DATA EXTRACT below:
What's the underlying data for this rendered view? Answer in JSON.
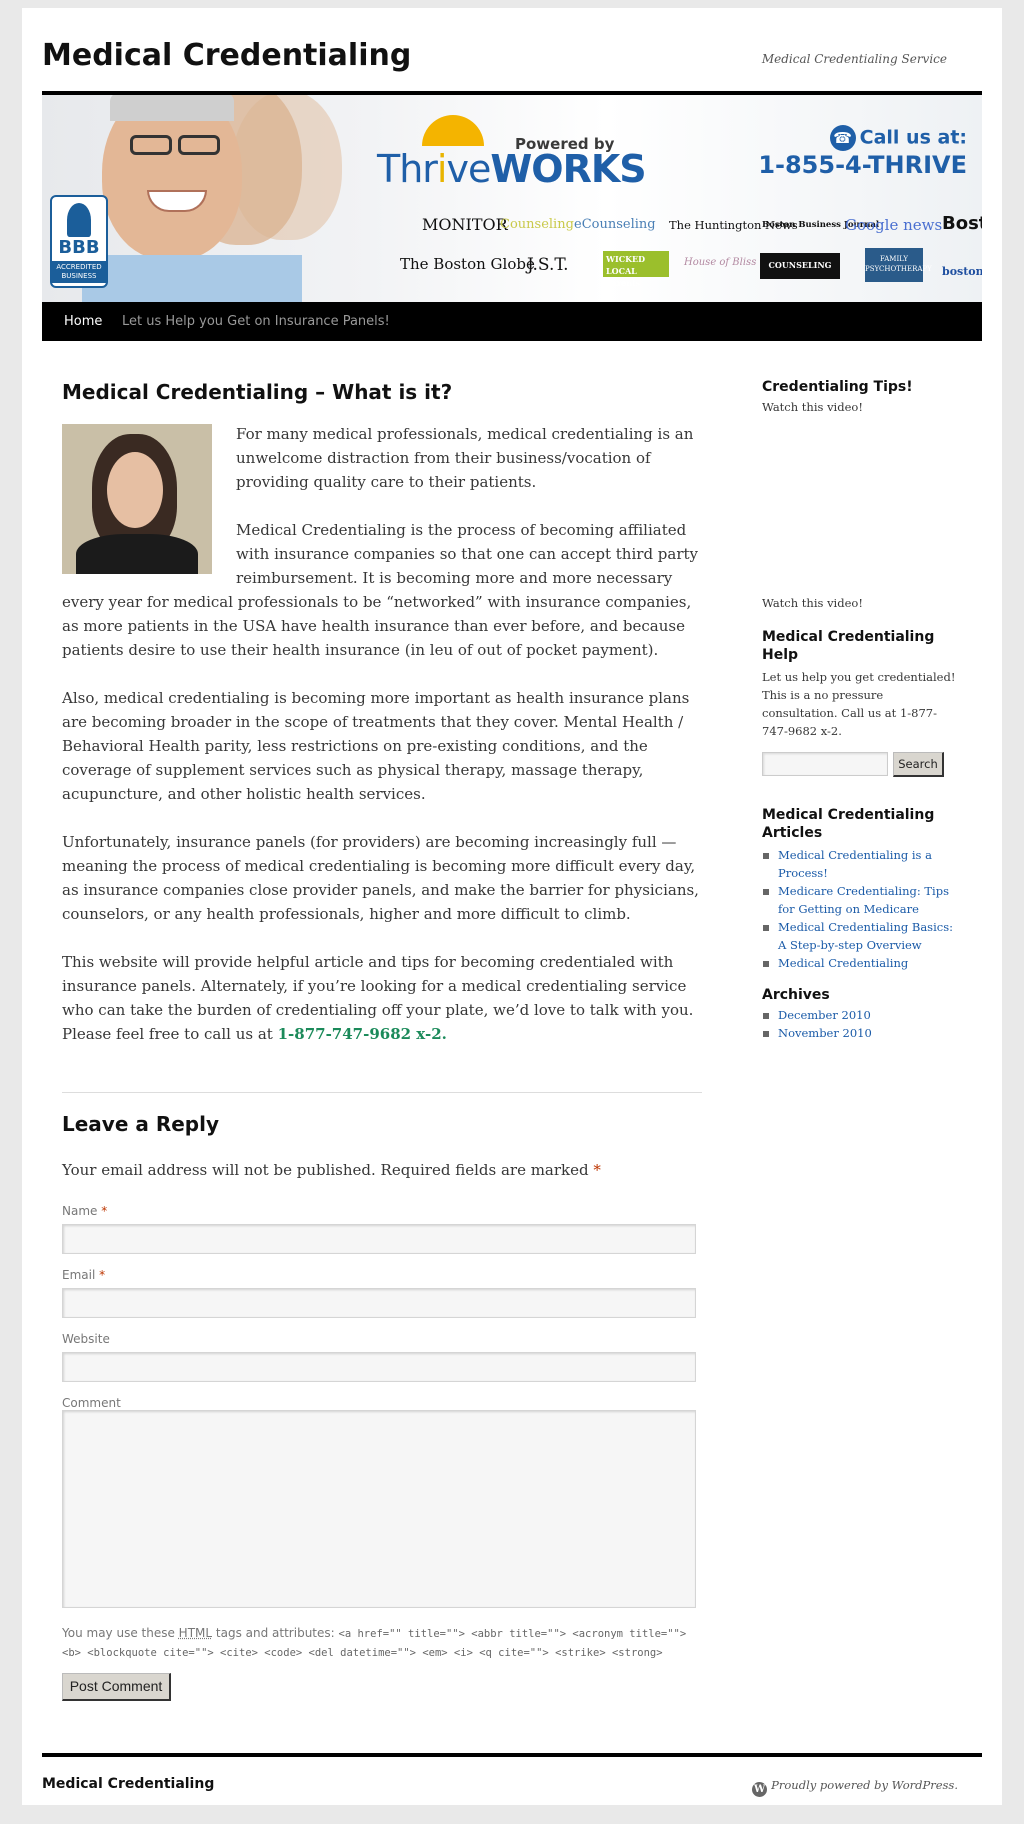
{
  "site": {
    "title": "Medical Credentialing",
    "description": "Medical Credentialing Service"
  },
  "banner": {
    "powered_by": "Powered by",
    "brand_thin": "Thr",
    "brand_i": "i",
    "brand_ve": "ve",
    "brand_bold": "WORKS",
    "call_label": "Call us at:",
    "call_number": "1-855-4-THRIVE",
    "bbb_word": "BBB",
    "bbb_sub": "ACCREDITED BUSINESS",
    "logos": [
      "MONITOR",
      "Counseling",
      "eCounseling",
      "The Huntington News",
      "Boston Business Journal",
      "Google news",
      "Boston",
      "The Boston Globe",
      "J.S.T.",
      "WICKED LOCAL Parents",
      "House of Bliss",
      "COUNSELING",
      "FAMILY PSYCHOTHERAPY",
      "boston.com"
    ]
  },
  "nav": {
    "items": [
      {
        "label": "Home"
      },
      {
        "label": "Let us Help you Get on Insurance Panels!"
      }
    ]
  },
  "post": {
    "title": "Medical Credentialing – What is it?",
    "p1": "For many medical professionals, medical credentialing is an unwelcome distraction from their business/vocation of providing quality care to their patients.",
    "p2": "Medical Credentialing is the process of becoming affiliated with insurance companies so that one can accept third party reimbursement. It is becoming more and more necessary every year for medical professionals to be “networked” with insurance companies, as more patients in the USA have health insurance than ever before, and because patients desire to use their health insurance (in leu of out of pocket payment).",
    "p3": "Also, medical credentialing is becoming more important as health insurance plans are becoming broader in the scope of treatments that they cover. Mental Health / Behavioral Health parity, less restrictions on pre-existing conditions, and the coverage of supplement services such as physical therapy, massage therapy, acupuncture, and other holistic health services.",
    "p4": "Unfortunately, insurance panels (for providers) are becoming increasingly full — meaning the process of medical credentialing is becoming more difficult every day, as insurance companies close provider panels, and make the barrier for physicians, counselors, or any health professionals, higher and more difficult to climb.",
    "p5": "This website will provide helpful article and tips for becoming credentialed with insurance panels. Alternately, if you’re looking for a medical credentialing service who can take the burden of credentialing off your plate, we’d love to talk with you. Please feel free to call us at",
    "phone": "1-877-747-9682 x-2."
  },
  "reply": {
    "title": "Leave a Reply",
    "note": "Your email address will not be published. Required fields are marked",
    "required_mark": "*",
    "name_label": "Name",
    "email_label": "Email",
    "website_label": "Website",
    "comment_label": "Comment",
    "allowed_prefix": "You may use these",
    "allowed_abbr": "HTML",
    "allowed_mid": "tags and attributes:",
    "allowed_code": "<a href=\"\" title=\"\"> <abbr title=\"\"> <acronym title=\"\"> <b> <blockquote cite=\"\"> <cite> <code> <del datetime=\"\"> <em> <i> <q cite=\"\"> <strike> <strong>",
    "submit_label": "Post Comment"
  },
  "sidebar": {
    "tips_title": "Credentialing Tips!",
    "watch1": "Watch this video!",
    "watch2": "Watch this video!",
    "help_title": "Medical Credentialing Help",
    "help_text": "Let us help you get credentialed! This is a no pressure consultation. Call us at 1-877-747-9682 x-2.",
    "search_button": "Search",
    "articles_title": "Medical Credentialing Articles",
    "articles": [
      {
        "label": "Medical Credentialing is a Process!"
      },
      {
        "label": "Medicare Credentialing: Tips for Getting on Medicare"
      },
      {
        "label": "Medical Credentialing Basics: A Step-by-step Overview"
      },
      {
        "label": "Medical Credentialing"
      }
    ],
    "archives_title": "Archives",
    "archives": [
      {
        "label": "December 2010"
      },
      {
        "label": "November 2010"
      }
    ]
  },
  "footer": {
    "title": "Medical Credentialing",
    "powered": "Proudly powered by WordPress."
  },
  "colors": {
    "link": "#1b5ba8",
    "phone": "#1b8a5a",
    "required": "#bd3500",
    "brand_blue": "#1f5fa8"
  }
}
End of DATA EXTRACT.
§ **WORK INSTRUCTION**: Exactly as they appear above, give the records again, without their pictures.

§ **SOLUTION FOR THIS PROBLEM**:
What's the underlying data for this rendered view? Answer in JSON.
{
  "site": {
    "title": "Medical Credentialing",
    "description": "Medical Credentialing Service"
  },
  "banner": {
    "powered_by": "Powered by",
    "brand_thin": "Thr",
    "brand_i": "i",
    "brand_ve": "ve",
    "brand_bold": "WORKS",
    "call_label": "Call us at:",
    "call_number": "1-855-4-THRIVE",
    "bbb_word": "BBB",
    "bbb_sub": "ACCREDITED BUSINESS",
    "logos": [
      "MONITOR",
      "Counseling",
      "eCounseling",
      "The Huntington News",
      "Boston Business Journal",
      "Google news",
      "Boston",
      "The Boston Globe",
      "J.S.T.",
      "WICKED LOCAL Parents",
      "House of Bliss",
      "COUNSELING",
      "FAMILY PSYCHOTHERAPY",
      "boston.com"
    ]
  },
  "nav": {
    "items": [
      {
        "label": "Home"
      },
      {
        "label": "Let us Help you Get on Insurance Panels!"
      }
    ]
  },
  "post": {
    "title": "Medical Credentialing – What is it?",
    "p1": "For many medical professionals, medical credentialing is an unwelcome distraction from their business/vocation of providing quality care to their patients.",
    "p2": "Medical Credentialing is the process of becoming affiliated with insurance companies so that one can accept third party reimbursement. It is becoming more and more necessary every year for medical professionals to be “networked” with insurance companies, as more patients in the USA have health insurance than ever before, and because patients desire to use their health insurance (in leu of out of pocket payment).",
    "p3": "Also, medical credentialing is becoming more important as health insurance plans are becoming broader in the scope of treatments that they cover. Mental Health / Behavioral Health parity, less restrictions on pre-existing conditions, and the coverage of supplement services such as physical therapy, massage therapy, acupuncture, and other holistic health services.",
    "p4": "Unfortunately, insurance panels (for providers) are becoming increasingly full — meaning the process of medical credentialing is becoming more difficult every day, as insurance companies close provider panels, and make the barrier for physicians, counselors, or any health professionals, higher and more difficult to climb.",
    "p5": "This website will provide helpful article and tips for becoming credentialed with insurance panels. Alternately, if you’re looking for a medical credentialing service who can take the burden of credentialing off your plate, we’d love to talk with you. Please feel free to call us at",
    "phone": "1-877-747-9682 x-2."
  },
  "reply": {
    "title": "Leave a Reply",
    "note": "Your email address will not be published. Required fields are marked",
    "required_mark": "*",
    "name_label": "Name",
    "email_label": "Email",
    "website_label": "Website",
    "comment_label": "Comment",
    "allowed_prefix": "You may use these",
    "allowed_abbr": "HTML",
    "allowed_mid": "tags and attributes:",
    "allowed_code": "<a href=\"\" title=\"\"> <abbr title=\"\"> <acronym title=\"\"> <b> <blockquote cite=\"\"> <cite> <code> <del datetime=\"\"> <em> <i> <q cite=\"\"> <strike> <strong>",
    "submit_label": "Post Comment"
  },
  "sidebar": {
    "tips_title": "Credentialing Tips!",
    "watch1": "Watch this video!",
    "watch2": "Watch this video!",
    "help_title": "Medical Credentialing Help",
    "help_text": "Let us help you get credentialed! This is a no pressure consultation. Call us at 1-877-747-9682 x-2.",
    "search_button": "Search",
    "articles_title": "Medical Credentialing Articles",
    "articles": [
      {
        "label": "Medical Credentialing is a Process!"
      },
      {
        "label": "Medicare Credentialing: Tips for Getting on Medicare"
      },
      {
        "label": "Medical Credentialing Basics: A Step-by-step Overview"
      },
      {
        "label": "Medical Credentialing"
      }
    ],
    "archives_title": "Archives",
    "archives": [
      {
        "label": "December 2010"
      },
      {
        "label": "November 2010"
      }
    ]
  },
  "footer": {
    "title": "Medical Credentialing",
    "powered": "Proudly powered by WordPress."
  },
  "colors": {
    "link": "#1b5ba8",
    "phone": "#1b8a5a",
    "required": "#bd3500",
    "brand_blue": "#1f5fa8"
  }
}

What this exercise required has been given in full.